(Task statement) Collect the lines of the entries where "this" shows up.

[Data entries]
_ _ _ _ _
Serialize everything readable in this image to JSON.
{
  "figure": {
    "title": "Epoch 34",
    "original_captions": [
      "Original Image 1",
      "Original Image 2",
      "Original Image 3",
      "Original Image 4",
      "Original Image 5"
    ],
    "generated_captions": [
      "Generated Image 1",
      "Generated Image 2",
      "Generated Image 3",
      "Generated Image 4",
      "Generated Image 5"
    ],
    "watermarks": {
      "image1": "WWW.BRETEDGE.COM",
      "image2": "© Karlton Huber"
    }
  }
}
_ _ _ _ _
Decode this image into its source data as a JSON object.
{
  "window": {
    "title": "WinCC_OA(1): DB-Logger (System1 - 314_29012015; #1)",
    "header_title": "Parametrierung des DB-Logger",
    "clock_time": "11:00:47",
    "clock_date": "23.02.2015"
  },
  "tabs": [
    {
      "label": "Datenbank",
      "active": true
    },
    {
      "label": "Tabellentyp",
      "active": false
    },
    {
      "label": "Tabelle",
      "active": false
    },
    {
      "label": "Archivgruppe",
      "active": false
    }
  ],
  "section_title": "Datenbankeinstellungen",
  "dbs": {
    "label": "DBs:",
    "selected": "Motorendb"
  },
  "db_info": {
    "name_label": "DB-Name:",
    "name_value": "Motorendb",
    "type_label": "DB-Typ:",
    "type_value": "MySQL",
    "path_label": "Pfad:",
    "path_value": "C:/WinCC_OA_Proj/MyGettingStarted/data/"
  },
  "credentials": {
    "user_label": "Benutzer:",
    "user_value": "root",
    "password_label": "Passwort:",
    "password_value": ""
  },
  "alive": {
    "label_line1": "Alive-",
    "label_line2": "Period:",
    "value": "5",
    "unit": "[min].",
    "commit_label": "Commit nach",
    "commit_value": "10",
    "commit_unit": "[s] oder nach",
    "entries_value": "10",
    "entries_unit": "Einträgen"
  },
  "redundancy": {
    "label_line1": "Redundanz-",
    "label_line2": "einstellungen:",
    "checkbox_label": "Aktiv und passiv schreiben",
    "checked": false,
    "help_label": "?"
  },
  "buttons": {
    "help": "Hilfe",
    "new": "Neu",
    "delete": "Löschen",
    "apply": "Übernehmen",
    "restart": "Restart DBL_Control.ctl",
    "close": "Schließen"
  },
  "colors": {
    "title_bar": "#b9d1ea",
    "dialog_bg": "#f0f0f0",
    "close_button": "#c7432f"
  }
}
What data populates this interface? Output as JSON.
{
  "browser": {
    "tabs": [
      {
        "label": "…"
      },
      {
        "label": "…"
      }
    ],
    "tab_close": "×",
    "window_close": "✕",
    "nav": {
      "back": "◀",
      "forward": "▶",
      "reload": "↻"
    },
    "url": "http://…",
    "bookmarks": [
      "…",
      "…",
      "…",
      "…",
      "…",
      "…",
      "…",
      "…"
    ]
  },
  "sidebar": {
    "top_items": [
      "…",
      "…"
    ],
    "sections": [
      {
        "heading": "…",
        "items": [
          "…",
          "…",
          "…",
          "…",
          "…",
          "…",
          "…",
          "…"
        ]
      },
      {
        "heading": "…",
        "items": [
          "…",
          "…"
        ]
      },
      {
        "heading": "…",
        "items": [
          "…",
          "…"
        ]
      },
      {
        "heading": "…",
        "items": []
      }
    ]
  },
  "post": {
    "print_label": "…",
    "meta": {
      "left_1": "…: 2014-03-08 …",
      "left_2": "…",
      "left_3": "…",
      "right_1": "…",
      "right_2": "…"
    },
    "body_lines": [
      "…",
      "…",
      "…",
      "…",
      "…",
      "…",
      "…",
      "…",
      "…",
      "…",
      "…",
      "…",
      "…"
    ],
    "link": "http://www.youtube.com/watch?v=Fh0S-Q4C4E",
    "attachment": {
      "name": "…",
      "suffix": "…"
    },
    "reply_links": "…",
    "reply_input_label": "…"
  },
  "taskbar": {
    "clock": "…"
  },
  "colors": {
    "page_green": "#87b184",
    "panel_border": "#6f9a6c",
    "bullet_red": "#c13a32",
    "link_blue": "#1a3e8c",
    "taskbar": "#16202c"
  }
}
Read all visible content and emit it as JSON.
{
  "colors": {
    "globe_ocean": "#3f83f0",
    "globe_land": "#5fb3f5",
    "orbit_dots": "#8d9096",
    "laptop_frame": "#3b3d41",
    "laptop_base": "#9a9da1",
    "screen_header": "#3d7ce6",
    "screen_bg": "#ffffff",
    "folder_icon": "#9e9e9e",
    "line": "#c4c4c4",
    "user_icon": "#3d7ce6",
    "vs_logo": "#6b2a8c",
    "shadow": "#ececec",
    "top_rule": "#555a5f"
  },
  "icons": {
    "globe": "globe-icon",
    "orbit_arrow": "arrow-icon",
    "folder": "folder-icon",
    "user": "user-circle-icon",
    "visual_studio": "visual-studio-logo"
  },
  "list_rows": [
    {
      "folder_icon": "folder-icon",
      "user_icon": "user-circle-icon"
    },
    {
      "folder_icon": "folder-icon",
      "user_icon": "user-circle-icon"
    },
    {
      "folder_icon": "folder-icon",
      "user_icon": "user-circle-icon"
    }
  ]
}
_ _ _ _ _
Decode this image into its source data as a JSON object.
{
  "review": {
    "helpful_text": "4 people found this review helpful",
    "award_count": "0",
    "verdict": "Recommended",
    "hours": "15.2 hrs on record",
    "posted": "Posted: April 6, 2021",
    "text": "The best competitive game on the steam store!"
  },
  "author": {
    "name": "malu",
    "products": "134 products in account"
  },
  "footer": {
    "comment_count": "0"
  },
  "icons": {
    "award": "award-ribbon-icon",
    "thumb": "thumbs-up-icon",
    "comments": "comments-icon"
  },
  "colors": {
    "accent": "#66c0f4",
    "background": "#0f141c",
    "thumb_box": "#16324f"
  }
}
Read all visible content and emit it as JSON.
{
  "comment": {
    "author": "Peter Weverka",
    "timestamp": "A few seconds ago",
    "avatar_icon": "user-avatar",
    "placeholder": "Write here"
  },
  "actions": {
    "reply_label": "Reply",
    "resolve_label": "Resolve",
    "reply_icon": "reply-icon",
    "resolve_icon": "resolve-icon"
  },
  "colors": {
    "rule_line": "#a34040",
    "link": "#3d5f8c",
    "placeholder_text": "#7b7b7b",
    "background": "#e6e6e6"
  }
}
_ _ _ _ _
(Reply)
Serialize everything readable in this image to JSON.
Decode this image into its source data as a JSON object.
What data populates this interface? Output as JSON.
Decode this image into its source data as a JSON object.
    "helpful_text": "4 people found this review helpful",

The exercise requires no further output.